innodb_buffer_pool_size = 1G
innodb_data_file_path = ibdata1:10M:autoextend
innodb_data_home_dir =/mnt/mysql/data/
innodb_file_io_threads = 4
innodb_thread_concurrency = 16
innodb_flush_log_at_trx_commit = 1
innodb_log_buffer_size = 8M
innodb_log_file_size = 256M
innodb_log_files_in_group = 3
innodb_max_dirty_pages_pct = 90
innodb_lock_wait_timeout = 120
max_allowed_packet = 16M
key_buffer = 512M
sort_buffer_size = 512M
read_buffer = 8M
write_buffer = 8M
key_buffer = 512M
sort_buffer_size = 512M
read_buffer = 8M
write_buffer = 8M
open-files-limit = 8192

If InnoDB is disabled:

mysql> show engine innodb status;
ERROR 1235 (42000): Cannot call SHOW INNODB STATUS because skip-innodb is defined

The solution is to remove the log files so that MySql can generate new one on start:

/etc/init.d/mysql stop

$mv /var/lib/mysql/ib_logfile0 /var/lib/mysql/ib_logfile0.bak

$mv /var/lib/mysql/ib_logfile1 /var/lib/mysql/ib_logfile1.bak

/etc/init.d/mysql start

Useful commands:

Connect to MySql :        $mysql –u root  -p

Show table properties: $mysql> SHOW TABLE STATUS LIKE ‘mytable’ \G

Print my.cnf in nice format :

perl -ne ‘m/^([^#][^\s=]+)\s*(=.*|)/ && printf(“%-35s%s\n“, $1, $2)’ /etc/my.cnf

Show MySQL  statistics:

mysql> show global status;  #mysql global resources and options

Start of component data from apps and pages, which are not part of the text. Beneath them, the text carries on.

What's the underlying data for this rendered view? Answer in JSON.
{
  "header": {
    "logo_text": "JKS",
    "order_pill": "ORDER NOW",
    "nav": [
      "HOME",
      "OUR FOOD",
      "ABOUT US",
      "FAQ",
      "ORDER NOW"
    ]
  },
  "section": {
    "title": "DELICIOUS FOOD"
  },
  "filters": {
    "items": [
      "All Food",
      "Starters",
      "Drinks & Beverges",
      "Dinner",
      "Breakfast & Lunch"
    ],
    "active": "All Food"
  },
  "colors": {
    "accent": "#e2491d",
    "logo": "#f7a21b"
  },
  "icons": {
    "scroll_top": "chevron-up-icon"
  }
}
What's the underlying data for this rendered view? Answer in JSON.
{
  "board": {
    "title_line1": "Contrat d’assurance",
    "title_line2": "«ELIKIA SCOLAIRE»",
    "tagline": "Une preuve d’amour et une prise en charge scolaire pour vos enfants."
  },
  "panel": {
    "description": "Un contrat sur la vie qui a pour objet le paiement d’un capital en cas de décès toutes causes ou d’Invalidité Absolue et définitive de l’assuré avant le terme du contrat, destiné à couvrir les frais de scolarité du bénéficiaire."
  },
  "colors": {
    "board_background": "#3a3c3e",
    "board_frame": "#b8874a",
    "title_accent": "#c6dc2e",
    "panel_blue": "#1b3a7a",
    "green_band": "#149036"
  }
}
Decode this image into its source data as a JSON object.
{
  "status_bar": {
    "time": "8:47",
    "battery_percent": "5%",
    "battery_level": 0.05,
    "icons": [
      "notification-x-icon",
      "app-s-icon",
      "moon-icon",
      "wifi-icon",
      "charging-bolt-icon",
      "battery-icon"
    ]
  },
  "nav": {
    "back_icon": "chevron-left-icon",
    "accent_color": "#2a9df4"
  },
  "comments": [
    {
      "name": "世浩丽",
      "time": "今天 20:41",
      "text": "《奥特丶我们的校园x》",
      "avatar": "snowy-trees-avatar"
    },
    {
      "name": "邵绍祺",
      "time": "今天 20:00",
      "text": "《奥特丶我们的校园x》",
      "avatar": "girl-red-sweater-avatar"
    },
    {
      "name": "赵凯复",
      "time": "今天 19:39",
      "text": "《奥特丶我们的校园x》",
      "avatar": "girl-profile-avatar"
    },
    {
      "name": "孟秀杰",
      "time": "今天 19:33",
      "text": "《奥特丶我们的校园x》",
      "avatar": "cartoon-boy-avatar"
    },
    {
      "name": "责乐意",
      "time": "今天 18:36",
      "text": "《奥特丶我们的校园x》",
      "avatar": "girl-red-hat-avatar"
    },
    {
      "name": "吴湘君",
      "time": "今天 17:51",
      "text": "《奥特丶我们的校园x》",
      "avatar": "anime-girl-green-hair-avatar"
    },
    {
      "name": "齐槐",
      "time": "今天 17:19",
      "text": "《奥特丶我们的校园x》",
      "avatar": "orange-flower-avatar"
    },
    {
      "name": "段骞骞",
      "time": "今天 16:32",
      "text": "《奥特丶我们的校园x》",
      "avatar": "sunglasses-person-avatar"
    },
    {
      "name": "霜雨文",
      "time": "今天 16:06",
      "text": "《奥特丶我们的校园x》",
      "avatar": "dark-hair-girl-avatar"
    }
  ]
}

mysql> show variables;    #shows all mysql option variables and their values

mysql> show innodb status;   #status information specific to innodb